Examining the Evidence
Brown spot fungus resembles several closely related leaf spot and blight diseases common to many popular garden plants. Unless examined closely, symptoms may be confused. Brown spot fungus attacks leaves, soft young twigs and young fruit with brownish-black lesions of dying tissue. A yellow halo, caused by specific fungal pathogens, encircles the brown spots. Growing lesions gravitate toward leaf veins. Tell-tale yellow flows from halos through leaf veins into the plant's vascular system. Lesions appear within one to two days of infection, and quickly enlarge if untreated. Foliage drops and tender twigs wilt and die. Brown lesions mar the skin of young fruit.
Recognizing the Potential
Different strains of brown spot fungus target different types of plants.
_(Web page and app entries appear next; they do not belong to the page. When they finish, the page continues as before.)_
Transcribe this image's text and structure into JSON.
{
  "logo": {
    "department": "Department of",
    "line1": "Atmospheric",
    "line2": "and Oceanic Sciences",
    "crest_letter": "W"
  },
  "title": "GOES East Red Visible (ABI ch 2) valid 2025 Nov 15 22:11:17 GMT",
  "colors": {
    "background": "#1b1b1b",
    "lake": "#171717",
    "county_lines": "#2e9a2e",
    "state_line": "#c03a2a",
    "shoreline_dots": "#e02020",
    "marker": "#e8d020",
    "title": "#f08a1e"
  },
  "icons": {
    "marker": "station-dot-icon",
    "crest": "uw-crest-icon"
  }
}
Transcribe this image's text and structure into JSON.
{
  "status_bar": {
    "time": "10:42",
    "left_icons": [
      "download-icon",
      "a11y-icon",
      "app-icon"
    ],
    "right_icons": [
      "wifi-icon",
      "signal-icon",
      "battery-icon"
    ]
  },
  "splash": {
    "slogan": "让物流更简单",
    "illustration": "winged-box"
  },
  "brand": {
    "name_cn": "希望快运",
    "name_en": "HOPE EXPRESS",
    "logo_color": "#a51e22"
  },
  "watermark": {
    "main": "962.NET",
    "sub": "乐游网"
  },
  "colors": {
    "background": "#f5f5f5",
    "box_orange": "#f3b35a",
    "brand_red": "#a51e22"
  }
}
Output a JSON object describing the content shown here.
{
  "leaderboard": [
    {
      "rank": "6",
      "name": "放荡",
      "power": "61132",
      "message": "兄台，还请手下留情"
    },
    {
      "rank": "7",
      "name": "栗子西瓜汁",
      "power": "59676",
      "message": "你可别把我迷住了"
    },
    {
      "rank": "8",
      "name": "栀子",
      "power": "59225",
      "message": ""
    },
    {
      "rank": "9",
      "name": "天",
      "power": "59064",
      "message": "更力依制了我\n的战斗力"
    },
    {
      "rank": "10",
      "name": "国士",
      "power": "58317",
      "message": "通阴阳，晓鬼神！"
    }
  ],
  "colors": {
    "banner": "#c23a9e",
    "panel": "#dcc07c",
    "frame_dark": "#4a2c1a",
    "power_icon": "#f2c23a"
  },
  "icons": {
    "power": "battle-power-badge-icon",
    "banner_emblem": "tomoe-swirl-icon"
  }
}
Citrus trees are especially susceptible, with tangerines (Citrus reticulata) and their hybrids, hardy in U.S. Department of Agriculture plant hardiness zones 8b through 11, among the worst hit. Grapefruits (Citrus x paradisi), hardy in USDA zones 9 through 11, are susceptible, as are potatoes (Solanum tuberosum) and closely related annual vegetable crops. In addition to pre-harvest effects on leaves and twigs, the brown spot fungus causes post-harvest black rot on citrus fruit and black holes on potatoes. The rot can show up months later.
Stopping the Spread
Fight the fungus with treatment paired with prevention. Fungicides control the disease; they can't cure it. The earlier you act, the better they work. Mix 0.05 to 2.0 fluid ounces of liquid copper concentrate with 1 gallon of water in a sprayer. Begin two weeks before you expect symptoms, or spray as soon as signs appear. Reserve the higher rate for rapidly spreading infections. Spray all leaf surfaces and stems thoroughly to protect healthy foliage. Repeat according to label directions for your target plant. For example, respray potatoes every seven to 10 days, but spray citrus every two weeks. Wear gloves, protective clothing and safety eyewear when you mix and spray.
Preventing a Repeat
Prevention is your best defense against brown spot fungus. The airborne pathogen moves on wind from old lesions to vulnerable tissues. Rainfall, high humidity or heavy dew paired with temperatures between 68 and 83 degrees Fahrenheit trigger the release of infectious spores. Prevent brown spot infections by planting disease-free plants of resistant cultivars. Never use overhead irrigation. Water the soil, without splashing, and water in mornings so foliage dries fast. Give plants good air circulation, and avoid overwatering and excess fertilization. Dispose of affected foliage, and clean the garden thoroughly at winter's end. The fungus overwinters on debris.